The media bargaining code emerged following considerable pressure from media interests, including news corporations, for protection from the claimed harmful effects of the internet and Facebook and Google on their advertising revenue and their viability as media.

The ACCC was tasked with doing a major study, which recommended an arbitrated solution to the conflict between the media and Facebook and Google. They added a chapter on a bargaining imbalance. And they used that to justify what turned out to be a big payment. I think that determining the amount of imbalance between the digital platforms and the media could have been probed more deeply, though it could also be argued that was something to be resolved by the arbitration arrangement that was proposed. 

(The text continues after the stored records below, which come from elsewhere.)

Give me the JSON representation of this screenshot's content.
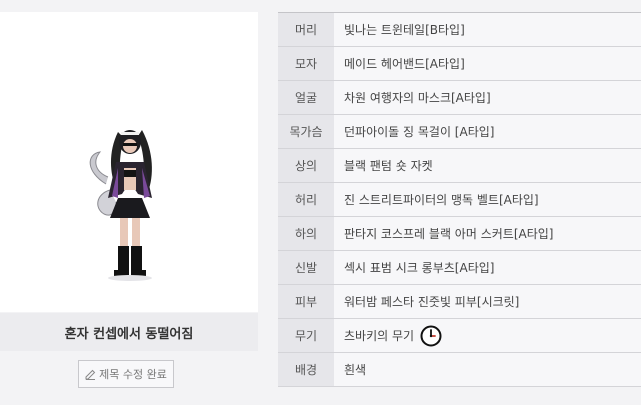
{
  "character": {
    "title": "혼자 컨셉에서 동떨어짐",
    "edit_button_label": "제목 수정 완료"
  },
  "equipment": [
    {
      "slot": "머리",
      "item": "빛나는 트윈테일[B타입]"
    },
    {
      "slot": "모자",
      "item": "메이드 헤어밴드[A타입]"
    },
    {
      "slot": "얼굴",
      "item": "차원 여행자의 마스크[A타입]"
    },
    {
      "slot": "목가슴",
      "item": "던파아이돌 징 목걸이 [A타입]"
    },
    {
      "slot": "상의",
      "item": "블랙 팬텀 숏 자켓"
    },
    {
      "slot": "허리",
      "item": "진 스트리트파이터의 맹독 벨트[A타입]"
    },
    {
      "slot": "하의",
      "item": "판타지 코스프레 블랙 아머 스커트[A타입]"
    },
    {
      "slot": "신발",
      "item": "섹시 표범 시크 롱부츠[A타입]"
    },
    {
      "slot": "피부",
      "item": "워터밤 페스타 진줏빛 피부[시크릿]"
    },
    {
      "slot": "무기",
      "item": "츠바키의 무기",
      "icon": "clock-icon"
    },
    {
      "slot": "배경",
      "item": "흰색"
    }
  ]
}
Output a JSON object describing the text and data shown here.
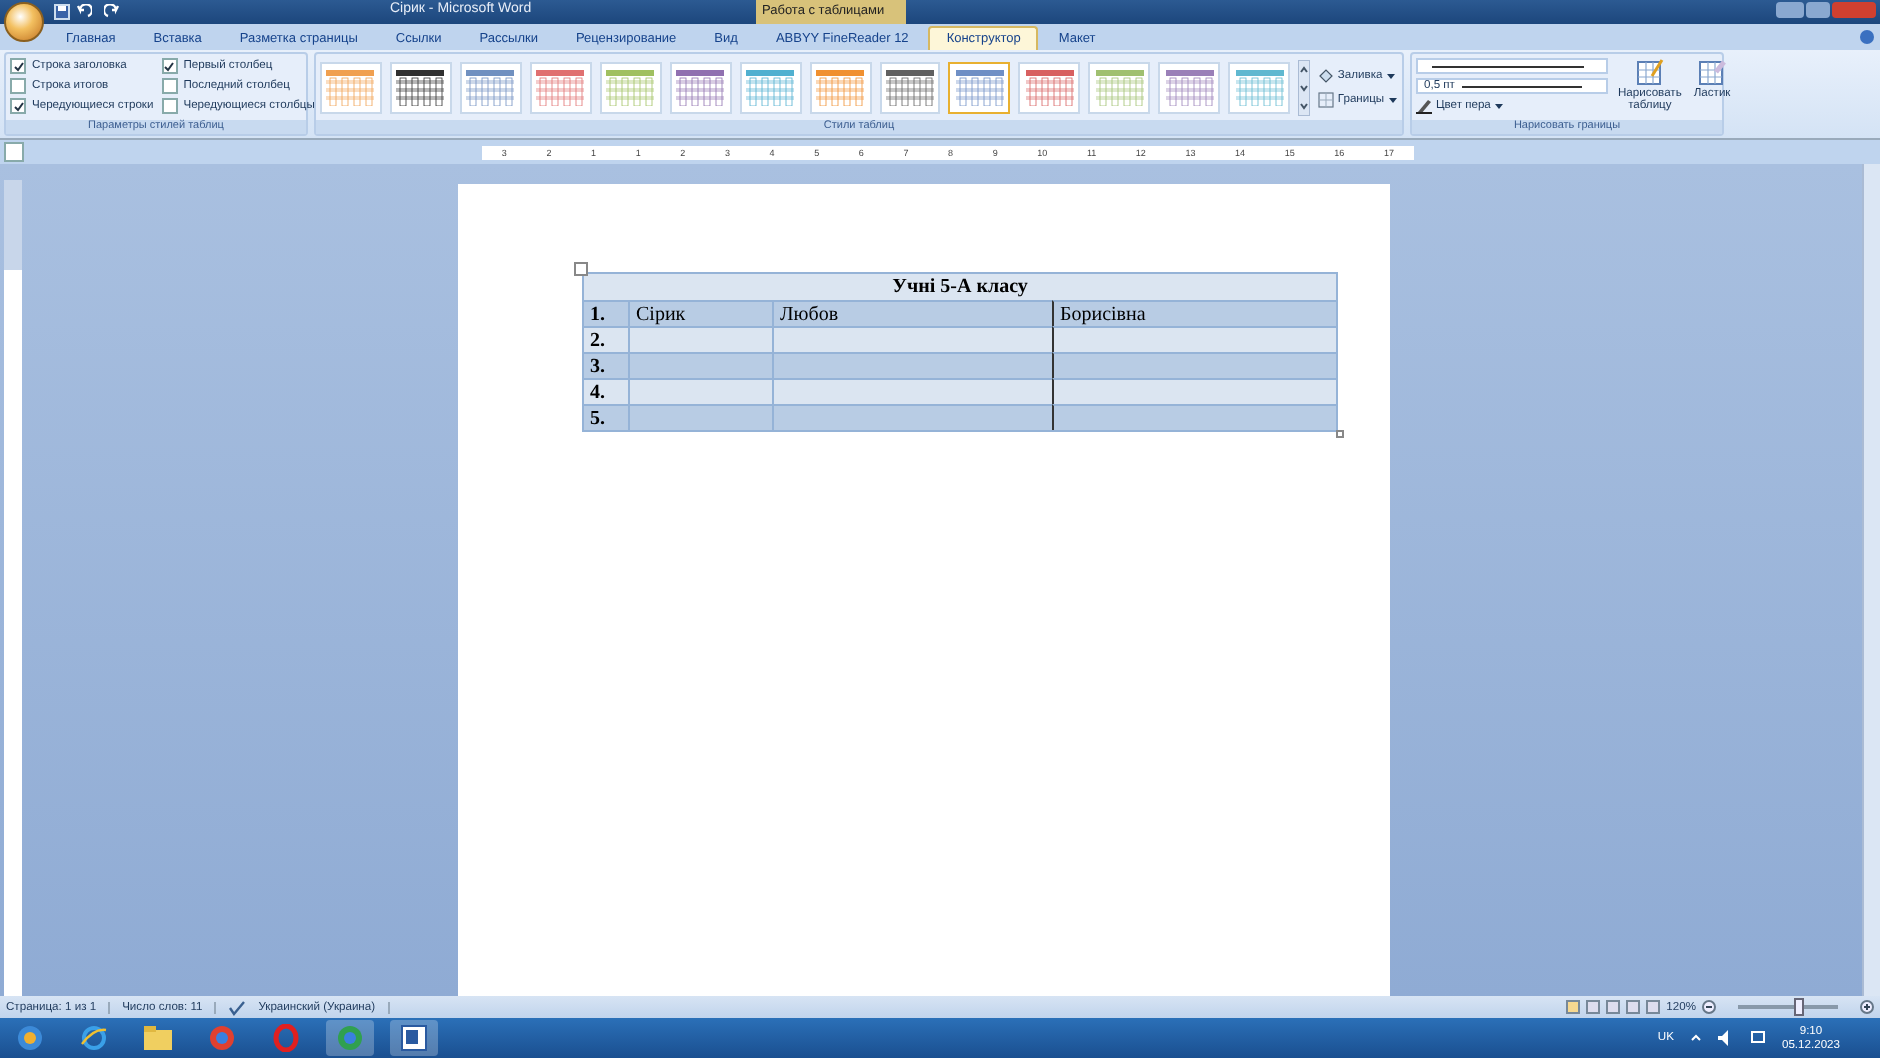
{
  "window": {
    "title": "Сірик - Microsoft Word",
    "context_group": "Работа с таблицами"
  },
  "tabs": [
    {
      "label": "Главная",
      "selected": false
    },
    {
      "label": "Вставка",
      "selected": false
    },
    {
      "label": "Разметка страницы",
      "selected": false
    },
    {
      "label": "Ссылки",
      "selected": false
    },
    {
      "label": "Рассылки",
      "selected": false
    },
    {
      "label": "Рецензирование",
      "selected": false
    },
    {
      "label": "Вид",
      "selected": false
    },
    {
      "label": "ABBYY FineReader 12",
      "selected": false
    },
    {
      "label": "Конструктор",
      "selected": true
    },
    {
      "label": "Макет",
      "selected": false
    }
  ],
  "style_options": {
    "label": "Параметры стилей таблиц",
    "items": [
      {
        "label": "Строка заголовка",
        "checked": true
      },
      {
        "label": "Строка итогов",
        "checked": false
      },
      {
        "label": "Чередующиеся строки",
        "checked": true
      },
      {
        "label": "Первый столбец",
        "checked": true
      },
      {
        "label": "Последний столбец",
        "checked": false
      },
      {
        "label": "Чередующиеся столбцы",
        "checked": false
      }
    ]
  },
  "table_styles": {
    "label": "Стили таблиц",
    "items": [
      {
        "color": "#f0a050",
        "selected": false
      },
      {
        "color": "#303030",
        "selected": false
      },
      {
        "color": "#7090c0",
        "selected": false
      },
      {
        "color": "#e07070",
        "selected": false
      },
      {
        "color": "#a0c060",
        "selected": false
      },
      {
        "color": "#9070b0",
        "selected": false
      },
      {
        "color": "#50b0d0",
        "selected": false
      },
      {
        "color": "#f09030",
        "selected": false
      },
      {
        "color": "#606060",
        "selected": false
      },
      {
        "color": "#6f8fc5",
        "selected": true
      },
      {
        "color": "#d86060",
        "selected": false
      },
      {
        "color": "#a0c070",
        "selected": false
      },
      {
        "color": "#9a80b8",
        "selected": false
      },
      {
        "color": "#60b8d0",
        "selected": false
      }
    ],
    "shading": "Заливка",
    "borders": "Границы"
  },
  "draw_borders": {
    "label": "Нарисовать границы",
    "weight": "0,5 пт",
    "pen_color": "Цвет пера",
    "draw_table": "Нарисовать таблицу",
    "eraser": "Ластик"
  },
  "ruler": [
    "3",
    "2",
    "1",
    "1",
    "2",
    "3",
    "4",
    "5",
    "6",
    "7",
    "8",
    "9",
    "10",
    "11",
    "12",
    "13",
    "14",
    "15",
    "16",
    "17"
  ],
  "document": {
    "table": {
      "title": "Учні 5-А класу",
      "rows": [
        [
          "1.",
          "Сірик",
          "Любов",
          "Борисівна"
        ],
        [
          "2.",
          "",
          "",
          ""
        ],
        [
          "3.",
          "",
          "",
          ""
        ],
        [
          "4.",
          "",
          "",
          ""
        ],
        [
          "5.",
          "",
          "",
          ""
        ]
      ]
    }
  },
  "status_bar": {
    "page": "Страница: 1 из 1",
    "words": "Число слов: 11",
    "language": "Украинский (Украина)",
    "zoom": "120%",
    "zoom_slider": {
      "level": 0.6
    }
  },
  "taskbar": {
    "language": "UK",
    "time": "9:10",
    "date": "05.12.2023"
  }
}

There remains the very interesting question about the direction and size of value exchange. The media receives a benefit from the digital platforms drawing attention to their stories and the digital operator also reaps a benefit from having news on its platforms. 

Ultimately, by way of a political compromise, the legislation establishing a media bargaining code, although enacted, was not given effect in practice. That is, the declaration provisions were not applied. In return, Facebook and Google committed to contributing money, thought to be in the order of A$200-$300 million, to be distributed across the Australian media.

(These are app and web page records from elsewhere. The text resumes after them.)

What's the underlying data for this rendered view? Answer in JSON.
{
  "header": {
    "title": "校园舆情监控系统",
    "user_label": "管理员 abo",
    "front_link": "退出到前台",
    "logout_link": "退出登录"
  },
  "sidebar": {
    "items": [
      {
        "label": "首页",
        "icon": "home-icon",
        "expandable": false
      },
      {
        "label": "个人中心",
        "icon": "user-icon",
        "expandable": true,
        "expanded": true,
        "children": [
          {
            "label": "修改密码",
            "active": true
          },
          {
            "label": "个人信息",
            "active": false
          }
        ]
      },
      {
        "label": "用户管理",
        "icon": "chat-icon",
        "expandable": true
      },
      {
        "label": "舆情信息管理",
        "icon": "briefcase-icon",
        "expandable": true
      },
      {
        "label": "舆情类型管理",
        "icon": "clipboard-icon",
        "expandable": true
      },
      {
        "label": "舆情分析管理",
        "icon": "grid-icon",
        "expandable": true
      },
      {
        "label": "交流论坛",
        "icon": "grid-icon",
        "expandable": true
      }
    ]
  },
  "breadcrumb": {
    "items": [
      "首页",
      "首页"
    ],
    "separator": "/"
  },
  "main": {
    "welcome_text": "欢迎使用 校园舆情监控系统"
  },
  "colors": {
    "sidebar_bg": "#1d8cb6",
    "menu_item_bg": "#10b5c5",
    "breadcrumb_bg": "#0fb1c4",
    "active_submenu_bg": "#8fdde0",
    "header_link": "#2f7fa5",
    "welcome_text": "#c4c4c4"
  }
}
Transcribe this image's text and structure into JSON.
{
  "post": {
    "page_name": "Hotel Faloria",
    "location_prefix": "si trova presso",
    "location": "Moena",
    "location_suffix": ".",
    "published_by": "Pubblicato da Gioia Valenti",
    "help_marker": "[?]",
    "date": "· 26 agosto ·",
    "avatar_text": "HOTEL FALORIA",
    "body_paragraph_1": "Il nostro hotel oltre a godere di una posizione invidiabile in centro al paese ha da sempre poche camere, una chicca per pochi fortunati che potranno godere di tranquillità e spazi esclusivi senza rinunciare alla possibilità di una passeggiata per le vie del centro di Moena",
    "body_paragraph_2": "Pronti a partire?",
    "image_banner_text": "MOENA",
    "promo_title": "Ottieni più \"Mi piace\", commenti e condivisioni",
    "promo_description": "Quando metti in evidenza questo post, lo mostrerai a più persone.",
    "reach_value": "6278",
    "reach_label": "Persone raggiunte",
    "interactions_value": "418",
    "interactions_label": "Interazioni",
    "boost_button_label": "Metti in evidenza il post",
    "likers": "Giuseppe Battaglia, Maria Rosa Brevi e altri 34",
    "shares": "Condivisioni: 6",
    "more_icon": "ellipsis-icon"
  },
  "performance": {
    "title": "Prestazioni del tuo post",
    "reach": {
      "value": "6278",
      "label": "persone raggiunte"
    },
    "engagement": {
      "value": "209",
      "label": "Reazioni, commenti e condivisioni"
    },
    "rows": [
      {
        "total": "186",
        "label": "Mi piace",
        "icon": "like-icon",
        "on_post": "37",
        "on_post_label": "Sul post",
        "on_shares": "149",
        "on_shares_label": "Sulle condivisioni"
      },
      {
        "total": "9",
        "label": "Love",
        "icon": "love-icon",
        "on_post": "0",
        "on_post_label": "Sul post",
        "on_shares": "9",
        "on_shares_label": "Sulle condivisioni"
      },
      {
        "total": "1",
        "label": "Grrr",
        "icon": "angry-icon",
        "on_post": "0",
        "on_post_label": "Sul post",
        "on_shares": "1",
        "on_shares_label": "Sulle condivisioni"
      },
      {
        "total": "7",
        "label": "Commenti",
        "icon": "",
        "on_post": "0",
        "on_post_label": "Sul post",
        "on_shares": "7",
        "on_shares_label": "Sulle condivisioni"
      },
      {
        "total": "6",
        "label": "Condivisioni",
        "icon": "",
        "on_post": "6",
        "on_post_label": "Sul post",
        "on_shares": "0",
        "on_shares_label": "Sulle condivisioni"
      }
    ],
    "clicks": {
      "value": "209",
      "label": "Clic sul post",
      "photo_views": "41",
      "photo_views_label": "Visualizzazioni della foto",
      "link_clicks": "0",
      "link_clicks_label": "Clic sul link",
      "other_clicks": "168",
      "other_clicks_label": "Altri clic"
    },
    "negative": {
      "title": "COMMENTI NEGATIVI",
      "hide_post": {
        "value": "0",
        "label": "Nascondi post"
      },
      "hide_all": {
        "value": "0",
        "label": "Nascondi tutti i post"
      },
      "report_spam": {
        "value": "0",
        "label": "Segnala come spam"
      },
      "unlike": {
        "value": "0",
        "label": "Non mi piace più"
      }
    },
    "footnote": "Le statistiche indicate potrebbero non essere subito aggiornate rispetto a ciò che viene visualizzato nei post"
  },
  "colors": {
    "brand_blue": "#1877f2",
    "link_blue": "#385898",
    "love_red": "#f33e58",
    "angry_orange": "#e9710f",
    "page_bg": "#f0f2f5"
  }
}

If not to address a real bargaining imbalance (assuming the government should step in to address such imbalances), what other reason could there be for the existence of the media bargaining code? Could this be a case of successful rent seeking by the media industry? 

My own key interest is in the obvious decline of public-interest journalism. That is, any journalism that relates to public matters, no matter whether it is on the right or the left or, in some sense, neutral. There has been a particularly sharp decline in regional news availability. Our research has shown there are huge “news deserts” in Australia. That is, large areas of the country where there is simply no reporting of local courts, local councils, community matters, community events, sports events, and all the things that bear on community cohesion. In the capital cities, there has also been a noticeable decline in the number of journalists employed in newspapers, radio, and TV. There is, in other words, a good public argument for supporting journalism. Whether Facebook and Google should contribute has become a political question and is right now a part of the political agenda.

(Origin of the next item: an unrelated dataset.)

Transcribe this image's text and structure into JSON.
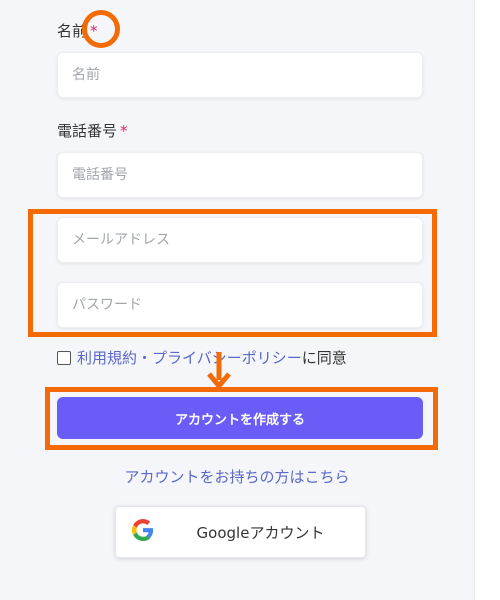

Is anyone suggesting that, if journalism is in the public interest, it should be subsidized by taxpayer money rather than by specific private companies, like Facebook and Google? Further, don’t these companies also help journalism by making their content available through online search and social media?

These are the arguments put forward by Facebook and Google and others, and I wish them the best of luck in the public debate, although I would mention that the current public debate is starting to talk about bringing in other digital platforms and players. As to the point that these companies help journalism, that is true. Talk to a media company, however, and they’ll say that, on balance, they hurt them more than they help them. A lively debate is going on about this. I do think there is scope for much better empirical work about the value exchange and which way it flows, but it needs to be truly independent and credible. 

The ongoing Digital Platform Services Inquiry (DPSI) has also made recommendations based on the premise that there is an imbalance of power between digital platforms and their business users. Is there anything you can tell us about the DPSI? Do you think a specific regulatory regime is justified for digital platforms?

My review is that, regarding economic analysis of digital platforms, the economics profession at the top has a fairly good understanding. At the level of regulators, and in particular what they should be, nobody is clear about that. All simple answers are wrong. Self-preferencing and the likes are just small issues chipping away at the edges of digital platforms.